After Hurricane Katrina, 18 miles of levees around Sacramento's newest neighborhood were beefed up and reconstructed beginning in 2007. That allowed a building ban in the area to be lifted.

But while the initial work addressed the worst sections of levees, it did not afford the goal of 200 year flood protection for the area. The agreement, which calls for collaborative funding, will allow repairs to be done on the 24 miles of levees that protect Natomas.

Congresswoman Doris Matsui has spearheaded federal funding efforts, which usually come in one-year appropriations increments.

She said climate change and the recent flooding in Louisiana are a reminder that work has to continue.

"We're in better shape than we've ever been. Thank goodness we're moving ahead anyway so our levees are strong, and they're going to bet stronger," Matsui said.

Congressman John Garamendi, who authored legislation consolidating local flood agencies when he was a state senator, said the challenge in Congress is to make sure the flow of money continues to augment state and local monies.

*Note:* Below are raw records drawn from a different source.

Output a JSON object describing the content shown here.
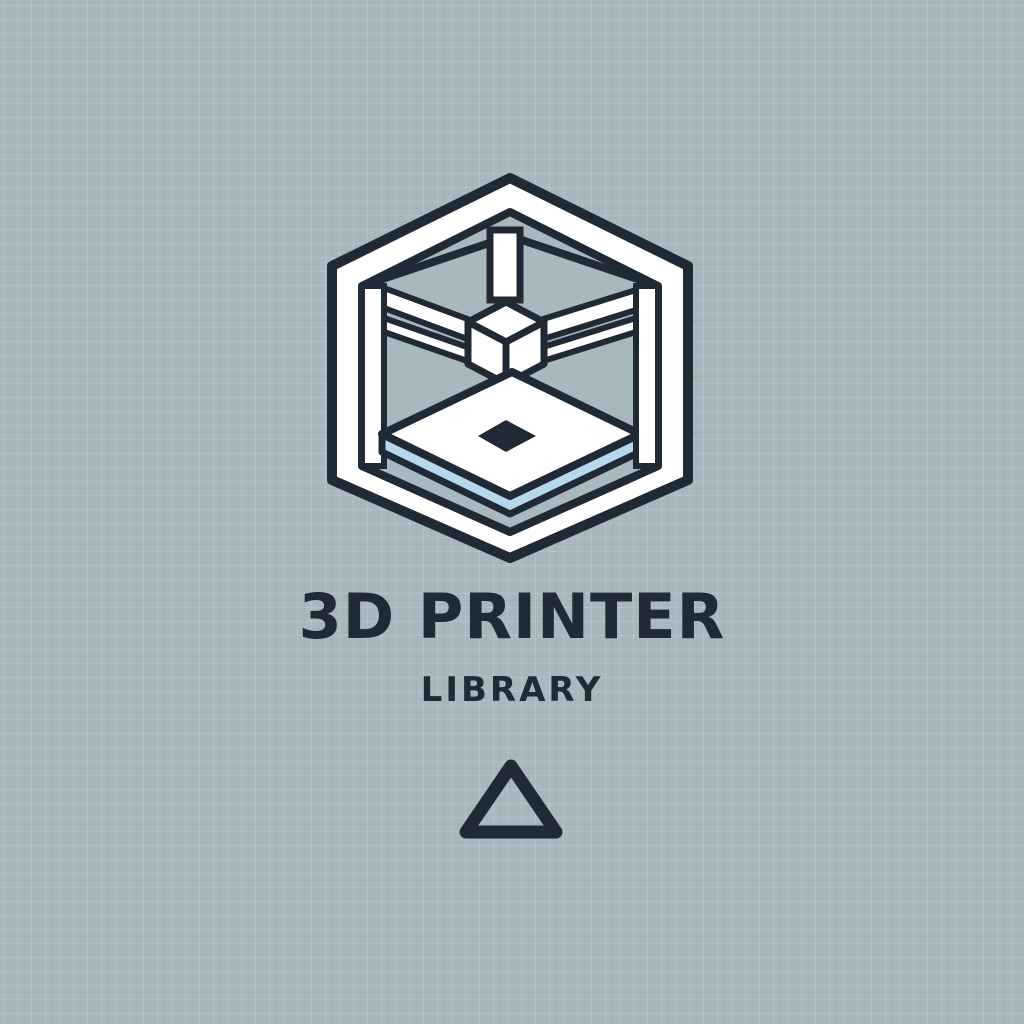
{
  "logo": {
    "title": "3D PRINTER",
    "subtitle": "LIBRARY",
    "mark_icon": "3d-printer-cube-icon",
    "accent_icon": "triangle-outline-icon"
  },
  "colors": {
    "background": "#a9b8bf",
    "ink": "#1f2a36",
    "fill_white": "#ffffff",
    "accent_blue": "#b9d7ea"
  }
}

"We scramble for money and this project is in competition with other flood control projects around the nation but also with other programs," Garamendi said.

Chair of the Sacramento Flood Control Agency and Sacramento City Councilman Jeff Harris remembers evacuating from his River park neighborhood during the 1997 floods when water came withing two feet of topping a levee. He says reinforcing levees should be a priority.

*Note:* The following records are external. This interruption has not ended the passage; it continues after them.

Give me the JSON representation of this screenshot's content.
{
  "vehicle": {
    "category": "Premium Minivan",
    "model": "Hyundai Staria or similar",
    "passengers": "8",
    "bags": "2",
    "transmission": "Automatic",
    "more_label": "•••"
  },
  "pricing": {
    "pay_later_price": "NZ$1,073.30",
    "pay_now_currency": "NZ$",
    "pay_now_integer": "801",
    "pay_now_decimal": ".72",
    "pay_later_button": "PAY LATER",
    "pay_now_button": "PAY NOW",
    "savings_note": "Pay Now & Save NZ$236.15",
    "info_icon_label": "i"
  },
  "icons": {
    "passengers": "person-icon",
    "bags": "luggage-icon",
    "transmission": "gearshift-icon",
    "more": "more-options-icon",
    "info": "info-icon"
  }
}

"If any area in Sacramento floods we all lose, the economic detriment affects the entire city," said Harris.

But if all goes as planned, completion of a ring of levee protection around Natomas will be completed by 2024.